§ **Material for this exercise**
*-*-*
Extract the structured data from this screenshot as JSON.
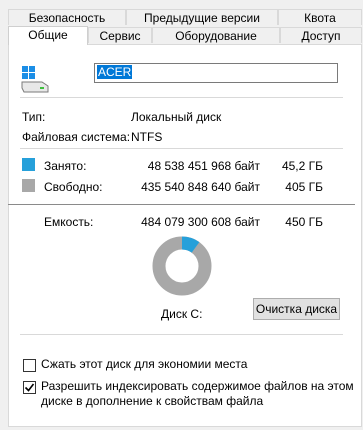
{
  "tabs_row1": [
    {
      "label": "Безопасность"
    },
    {
      "label": "Предыдущие версии"
    },
    {
      "label": "Квота"
    }
  ],
  "tabs_row2": [
    {
      "label": "Общие"
    },
    {
      "label": "Сервис"
    },
    {
      "label": "Оборудование"
    },
    {
      "label": "Доступ"
    }
  ],
  "selected_tab": "Общие",
  "drive_name": "ACER",
  "type_label": "Тип:",
  "type_value": "Локальный диск",
  "fs_label": "Файловая система:",
  "fs_value": "NTFS",
  "used": {
    "label": "Занято:",
    "bytes": "48 538 451 968 байт",
    "size": "45,2 ГБ",
    "color": "#26a0da"
  },
  "free": {
    "label": "Свободно:",
    "bytes": "435 540 848 640 байт",
    "size": "405 ГБ",
    "color": "#a8a8a8"
  },
  "capacity": {
    "label": "Емкость:",
    "bytes": "484 079 300 608 байт",
    "size": "450 ГБ"
  },
  "used_fraction": 0.1,
  "disk_label": "Диск C:",
  "cleanup_button": "Очистка диска",
  "compress": {
    "label": "Сжать этот диск для экономии места",
    "checked": false
  },
  "index": {
    "line1": "Разрешить индексировать содержимое файлов на этом",
    "line2": "диске в дополнение к свойствам файла",
    "checked": true
  }
}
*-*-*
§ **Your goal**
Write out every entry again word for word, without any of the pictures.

§ **Exercise response**
Extract the structured data from this screenshot as JSON.
{
  "tabs_row1": [
    {
      "label": "Безопасность"
    },
    {
      "label": "Предыдущие версии"
    },
    {
      "label": "Квота"
    }
  ],
  "tabs_row2": [
    {
      "label": "Общие"
    },
    {
      "label": "Сервис"
    },
    {
      "label": "Оборудование"
    },
    {
      "label": "Доступ"
    }
  ],
  "selected_tab": "Общие",
  "drive_name": "ACER",
  "type_label": "Тип:",
  "type_value": "Локальный диск",
  "fs_label": "Файловая система:",
  "fs_value": "NTFS",
  "used": {
    "label": "Занято:",
    "bytes": "48 538 451 968 байт",
    "size": "45,2 ГБ",
    "color": "#26a0da"
  },
  "free": {
    "label": "Свободно:",
    "bytes": "435 540 848 640 байт",
    "size": "405 ГБ",
    "color": "#a8a8a8"
  },
  "capacity": {
    "label": "Емкость:",
    "bytes": "484 079 300 608 байт",
    "size": "450 ГБ"
  },
  "used_fraction": 0.1,
  "disk_label": "Диск C:",
  "cleanup_button": "Очистка диска",
  "compress": {
    "label": "Сжать этот диск для экономии места",
    "checked": false
  },
  "index": {
    "line1": "Разрешить индексировать содержимое файлов на этом",
    "line2": "диске в дополнение к свойствам файла",
    "checked": true
  }
}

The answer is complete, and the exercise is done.